I know — I said I wasn’t going to get political here, and now I’m breaking my own rule. But this morning, I heard something on the radio that made my blood boil, then had me quickly formulating a plan that involves winning the lottery and hiring Richard Branson to build me a shuttle to another planet.
I don’t have anything against creationism. I was raised Catholic, and went to Catholic school through 8th grade, and we were taught creationism. But we learned about it during religion class. During science class, we learned about the theory of evolution.
The theory of evolution is a scientific theory, whereas creationism is a religious belief. I think religious beliefs can be taught in public schools in the context of a social studies course, where the traditions and beliefs of all the world’s religions, and the conflicts they cause, can be discussed. But not in science class. Religion isn’t science. Science isn’t religion.
Why not teach music theory in a chemistry class? How about studying psychology in a cooking class? Oooh — do they still have health class? If so, that would be the perfect venue for discussing algebra!
The disconnect inherent in talking about religion in a science class is just one of the problems with Mr. Staples’ plan. And it’s not even the biggest. Here are the others:
1. Schools are where children learn what they need to function in society. Home is where parents indoctrinate their children into their chosen religion.
2. If I want my child to hold any religious belief, it’s my privilege as his parent to impart that belief.
3. Taxpayer-supported institutions are not an appropriate venue for preaching or attempted religious conversion. This is why my taxes don’t pay for private schools.
4. If you seriously believe creationism is in any way scientific, you aren’t qualified to be involved in decisions relating to education.
The fact that Staples already holds a public office is an absolute embarrassment. It means people in this state looked at his lack of reason and elected him in spite of it (or worse, because of it). And the creationism-should-be-in-science-books belief is only one of Mr. Staples’ personal beliefs that he feels should be made into law.
I’m really going to try to leave the others off the blog, because I don’t want it to become a magnet for irrational arguments. The problem with all the major topics that set the far right apart from everyone else is that they are irrational beliefs, and you cannot argue with someone who refuses to bring rationalism into either their thinking or the discussion at hand. Religious beliefs aren’t about rational thinking. They are about faith. But when you bring judgment into your beliefs, they cease to be solely about faith, and require logic and supporting arguments. Try to imagine the court system banning the use of logic and supporting arguments during a trial. It would be chaos, and there would be no justice.

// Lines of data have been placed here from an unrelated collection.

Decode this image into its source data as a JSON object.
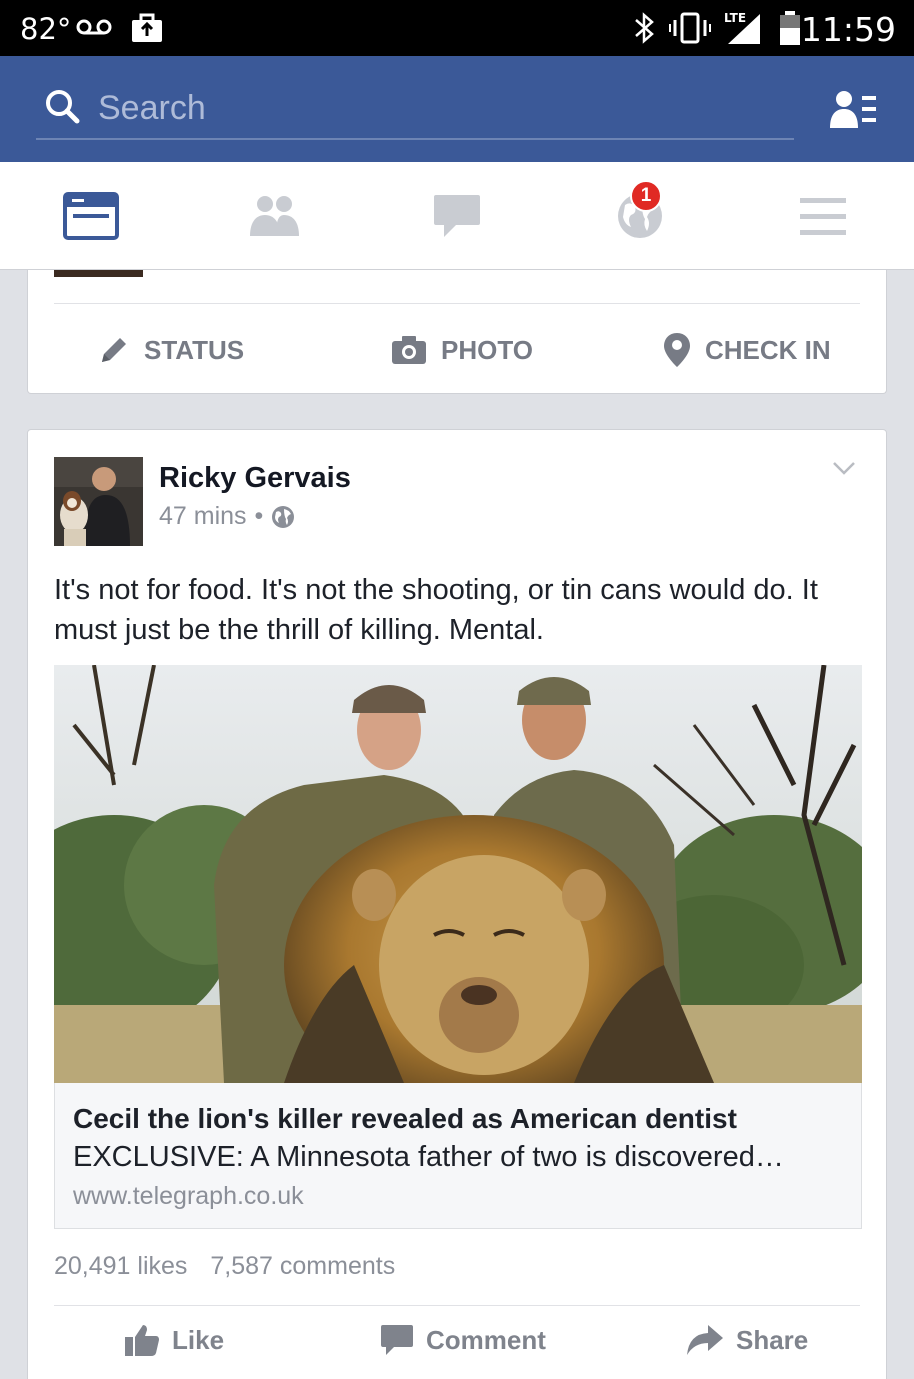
{
  "status_bar": {
    "temperature": "82°",
    "time": "11:59",
    "network": "LTE"
  },
  "search": {
    "placeholder": "Search"
  },
  "tabs": [
    {
      "name": "news-feed",
      "icon": "news-feed-icon",
      "active": true
    },
    {
      "name": "friend-requests",
      "icon": "friends-icon",
      "active": false
    },
    {
      "name": "messages",
      "icon": "chat-icon",
      "active": false
    },
    {
      "name": "notifications",
      "icon": "globe-icon",
      "active": false,
      "badge": "1"
    },
    {
      "name": "more",
      "icon": "menu-icon",
      "active": false
    }
  ],
  "composer": {
    "status_label": "STATUS",
    "photo_label": "PHOTO",
    "checkin_label": "CHECK IN"
  },
  "post": {
    "author": "Ricky Gervais",
    "time": "47 mins",
    "dot": "•",
    "text": "It's not for food. It's not the shooting, or tin cans would do. It must just be the thrill of killing. Mental.",
    "link": {
      "title": "Cecil the lion's killer revealed as American dentist",
      "description": "EXCLUSIVE: A Minnesota father of two is discovered…",
      "domain": "www.telegraph.co.uk"
    },
    "likes": "20,491 likes",
    "comments": "7,587 comments",
    "actions": {
      "like": "Like",
      "comment": "Comment",
      "share": "Share"
    }
  },
  "colors": {
    "brand_blue": "#3b5998",
    "badge_red": "#e02a24",
    "muted_gray": "#8b8f98"
  }
}
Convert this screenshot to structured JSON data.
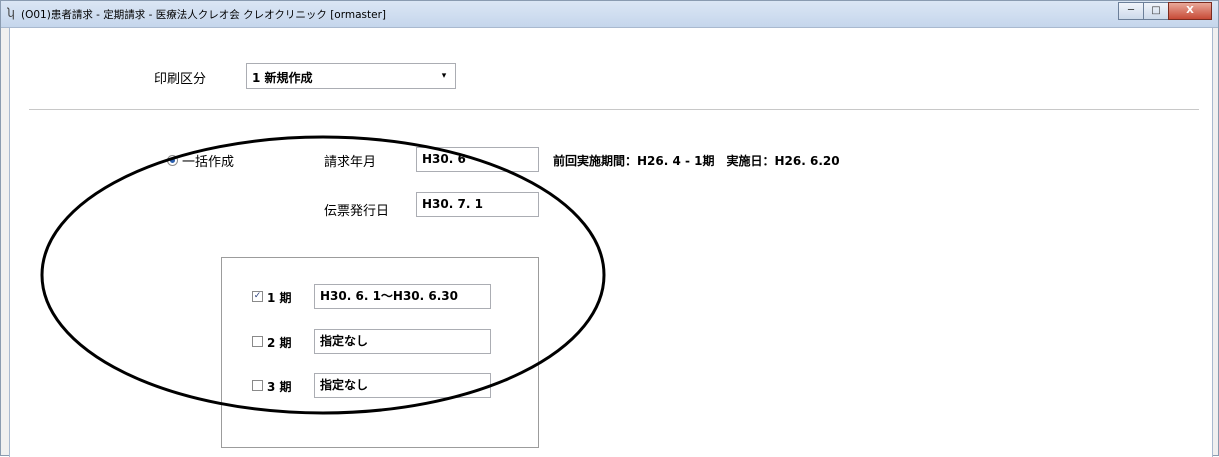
{
  "window": {
    "title": "(O01)患者請求 - 定期請求 - 医療法人クレオ会  クレオクリニック [ormaster]",
    "minimize_glyph": "─",
    "maximize_glyph": "□",
    "close_glyph": "X"
  },
  "print_section": {
    "label": "印刷区分",
    "selected": "1 新規作成",
    "arrow": "▾"
  },
  "batch": {
    "radio_label": "一括作成",
    "billing_month_label": "請求年月",
    "billing_month_value": "H30. 6",
    "previous_info": "前回実施期間：H26. 4 - 1期　実施日：H26. 6.20",
    "slip_date_label": "伝票発行日",
    "slip_date_value": "H30. 7. 1"
  },
  "periods": [
    {
      "label": "1 期",
      "checked": true,
      "value": "H30. 6. 1～H30. 6.30"
    },
    {
      "label": "2 期",
      "checked": false,
      "value": "指定なし"
    },
    {
      "label": "3 期",
      "checked": false,
      "value": "指定なし"
    }
  ],
  "colors": {
    "titlebar": "#c5d6ec",
    "close_button": "#c74a36",
    "annotation_oval": "#000000"
  }
}
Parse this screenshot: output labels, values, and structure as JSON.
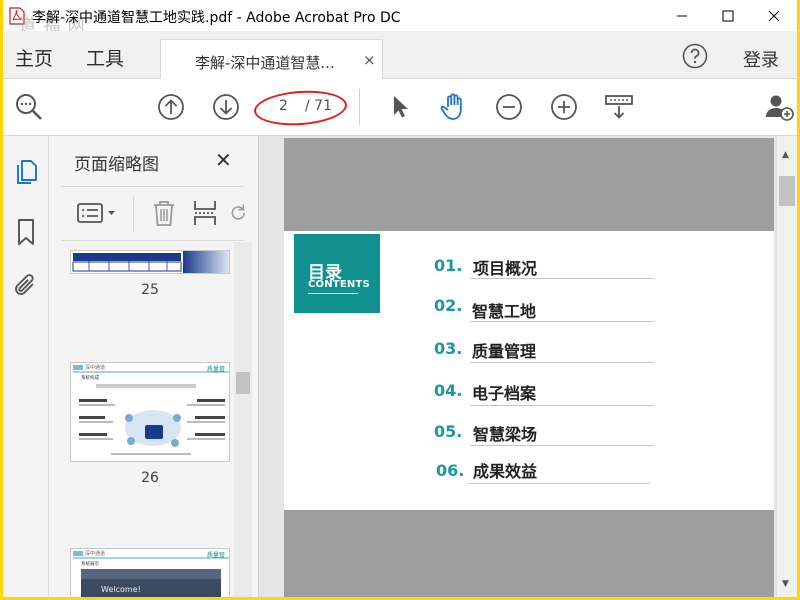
{
  "window": {
    "title": "李解-深中通道智慧工地实践.pdf - Adobe Acrobat Pro DC",
    "watermark": "道 福 网",
    "controls": [
      "minimize-icon",
      "maximize-icon",
      "close-icon"
    ]
  },
  "menu": {
    "home": "主页",
    "tools": "工具",
    "help_icon": "help-icon",
    "login": "登录"
  },
  "tab": {
    "label": "李解-深中通道智慧...",
    "close": "×"
  },
  "toolbar": {
    "current_page": "2",
    "total_pages": "/ 71",
    "icons": [
      "zoom-search-icon",
      "prev-page-icon",
      "next-page-icon",
      "select-cursor-icon",
      "hand-tool-icon",
      "zoom-out-icon",
      "zoom-in-icon",
      "page-display-icon",
      "add-user-icon"
    ],
    "annotation_color": "#e01e1e"
  },
  "rail": {
    "icons": [
      "page-thumbnails-icon",
      "bookmark-icon",
      "attachment-icon"
    ],
    "active_color": "#1a73c6"
  },
  "thumbnails": {
    "title": "页面缩略图",
    "close": "✕",
    "tools": [
      "options-icon",
      "delete-icon",
      "insert-page-icon",
      "rotate-icon"
    ],
    "pages": [
      {
        "number": "25"
      },
      {
        "number": "26",
        "header_brand": "深中通道",
        "header_tag": "质量管",
        "heading": "系统构成"
      },
      {
        "header_brand": "深中通道",
        "header_tag": "质量管",
        "heading": "系统展示",
        "banner": "Welcome!"
      }
    ]
  },
  "page": {
    "toc_title": "目录",
    "toc_subtitle": "CONTENTS",
    "accent": "#119090",
    "entries": [
      {
        "num": "01.",
        "label": "项目概况"
      },
      {
        "num": "02.",
        "label": "智慧工地"
      },
      {
        "num": "03.",
        "label": "质量管理"
      },
      {
        "num": "04.",
        "label": "电子档案"
      },
      {
        "num": "05.",
        "label": "智慧梁场"
      },
      {
        "num": "06.",
        "label": "成果效益"
      }
    ]
  }
}
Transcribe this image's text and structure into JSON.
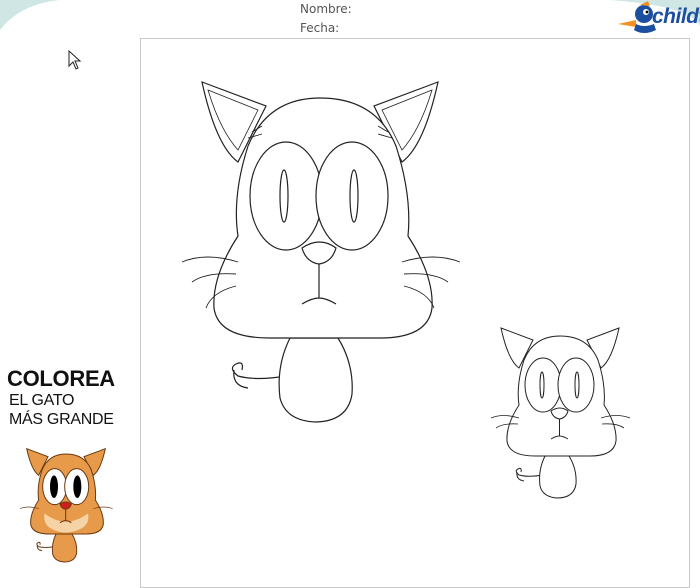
{
  "header": {
    "name_label": "Nombre:",
    "date_label": "Fecha:",
    "logo_text": "childt"
  },
  "sidebar": {
    "title": "COLOREA",
    "line1": "EL GATO",
    "line2": "MÁS GRANDE"
  },
  "colors": {
    "frame_teal": "#cfe6e4",
    "sheet_border": "#c9c9c9",
    "cat_orange": "#e79a4a",
    "logo_blue": "#1d4fa0",
    "logo_orange": "#f19222"
  },
  "icons": [
    "mouse-pointer-icon",
    "childtopia-logo",
    "cat-illustration"
  ]
}
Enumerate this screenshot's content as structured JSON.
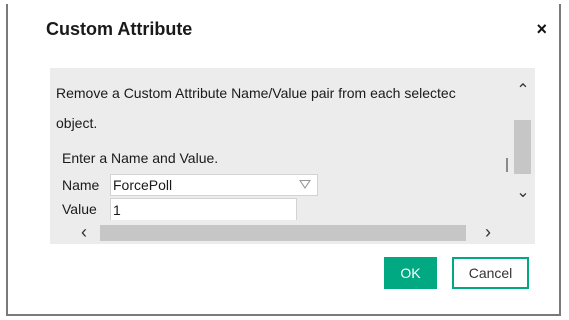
{
  "dialog": {
    "title": "Custom Attribute",
    "close_glyph": "×"
  },
  "content": {
    "description_line1": "Remove a Custom Attribute Name/Value pair from each selectec",
    "description_line2": "object.",
    "form_intro": "Enter a Name and Value.",
    "name_label": "Name",
    "name_value": "ForcePoll",
    "value_label": "Value",
    "value_value": "1"
  },
  "scrollbars": {
    "up_glyph": "⌃",
    "down_glyph": "⌄",
    "left_glyph": "‹",
    "right_glyph": "›"
  },
  "buttons": {
    "ok_label": "OK",
    "cancel_label": "Cancel"
  },
  "colors": {
    "accent": "#01a982",
    "panel_bg": "#ececec"
  }
}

Yet that’s what happens anytime people try to argue against the theory of evolution, or gay marriage, or semiautomatic weapons bans. It’s all emotion, no reason.
(Never mind the fact that creationism and evolution are not mutually exclusive ideas.)
I don’t care for arguments that don’t involve reason. And I don’t care for politicians who don’t employ it. My little nephews show greater capacity for reason and fairness than Mr. Staples and his lot, and the oldest one isn’t even in first grade yet.
I think the time has come for us to vote preschoolers into public office.
I’m not alone!!! Here’s another great blog post about crazy Texas.